The Colorado Supreme Court has made a significant decision by removing former President Donald Trump from the state’s 2024 ballot. This ruling is based on the 14th Amendment’s “insurrectionist ban,” which deems him ineligible to run for president. The verdict was reached with a 4-3 majority.
However, the decision will not be immediately enforced as it will be put on hold until January 4th, pending an appeal. It is hoped that the US Supreme Court will review the case and provide a final decision by that time, as reported by CNN. Although this ruling only applies to Colorado, it will undoubtedly have an impact on the 2024 presidential race. Colorado’s election officials have emphasized the need for a resolution by January 5th, which is the statutory deadline for determining the Republican primary contenders.
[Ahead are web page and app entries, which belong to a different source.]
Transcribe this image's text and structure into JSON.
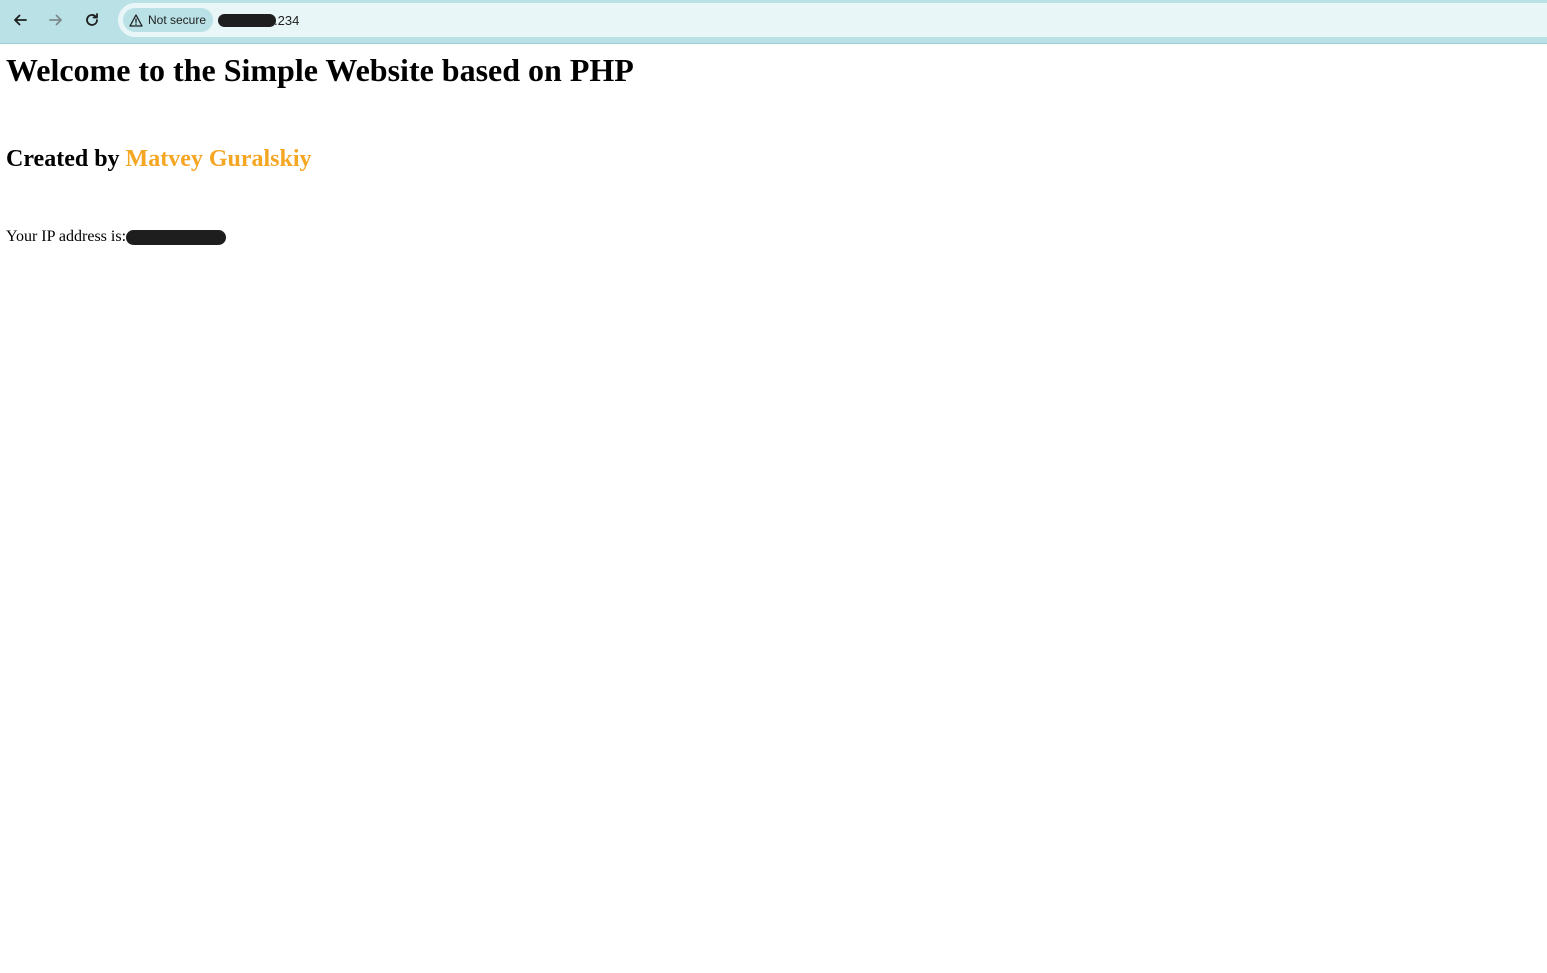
{
  "browser": {
    "security_label": "Not secure",
    "url_suffix": ".234",
    "icons": {
      "back": "arrow-left-icon",
      "forward": "arrow-right-icon",
      "reload": "reload-icon",
      "security": "warning-triangle-icon"
    }
  },
  "page": {
    "title": "Welcome to the Simple Website based on PHP",
    "created_prefix": "Created by ",
    "author": "Matvey Guralskiy",
    "author_color": "#f5a623",
    "ip_label": "Your IP address is:"
  }
}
The 14th Amendment, ratified after the Civil War, prohibits individuals who have engaged in insurrection from holding public office if they have pledged allegiance to the Constitution. Despite its vague language and lack of specific reference to the presidency, this provision has been applied only twice since 1919. It is worth noting that all seven justices of the Colorado Supreme Court were appointed by Democratic governors. Six of them have won statewide retention elections to remain on the bench, while the seventh has not yet faced a vote since her appointment in 2021.
Donald Trump has strongly criticized the litigation surrounding the 14th Amendment, considering it an abuse of the judicial process. He denies any wrongdoing related to the events of January 6th and has pleaded not guilty to federal and state charges concerning his efforts to overturn the 2020 election.
During his campaign for the Republican nomination in 2024, Trump has consistently denounced these lawsuits, claiming that they are an attempt to use the courts to prevent him from running again. Prior to this unprecedented ruling, numerous parties, including more than a dozen Republican-controlled states’ attorneys general, have filed briefs challenging Trump’s constitutional eligibility to appear on Colorado’s 2024 ballot.
In conclusion, the Colorado Supreme Court’s decision to remove Donald Trump from the state’s 2024 ballot based on the 14th Amendment’s “insurrectionist ban” will have significant implications for the upcoming presidential race. The appeal process and potential involvement of the US Supreme Court will determine the final outcome.
“The 14th Amendment entrusts Insurrection Clause questions to Congress, not state officials or state courts,” the Nov. 29 brief states. “Allowing each state and its courts to determine eligibility using malleable standards would create an unworkable patchwork of eligibility requirements for the president.”
On X, formerly known as Twitter, Rokita expressed his concerns about the challenges to Trump’s eligibility, referring to them as an “attack on our republic.”
Apart from Trump’s petition, fourteen state Republican parties, led by Kansas’s GOP, have filed a brief supporting his eligibility to vote.
These state parties, in alignment with the Colorado Republican Party, which has intervened in the trial alongside Trump, argue that Secretary of State Jena Griswold lacks the authority to unilaterally prevent Trump from running. They assert that her role is merely “ministerial” in certifying the candidates selected by the parties for the ballot.
Republican state secretaries from Missouri, Ohio, and Wyoming have also submitted briefs asserting that Trump has been wrongly accused of insurgency.
“This is a classic case of judicial overreach, and the (lower court judge’s) ruling in this case has no basis in law,” Ohio Secretary of State Frank LaRose said in a statement. “The district court’s order relies on flimsy and circumstantial evidence to reach a flawed conclusion with far-reaching implications both for the president’s legal defense and for the broader democratic process of free and fair elections.”
A former Republican secretary of state told the court, “This country and its institutions are at a crossroads.”
“(Trump) allowed a lust for power to supersede his own Oath of Office and over two centuries of American political precedent. Mr. Trump has sought at every turn to inject chaos into our country’s electoral system in the upcoming 2024 presidential election,” the brief said. “He should be given no opportunity to do so in the state of Colorado.”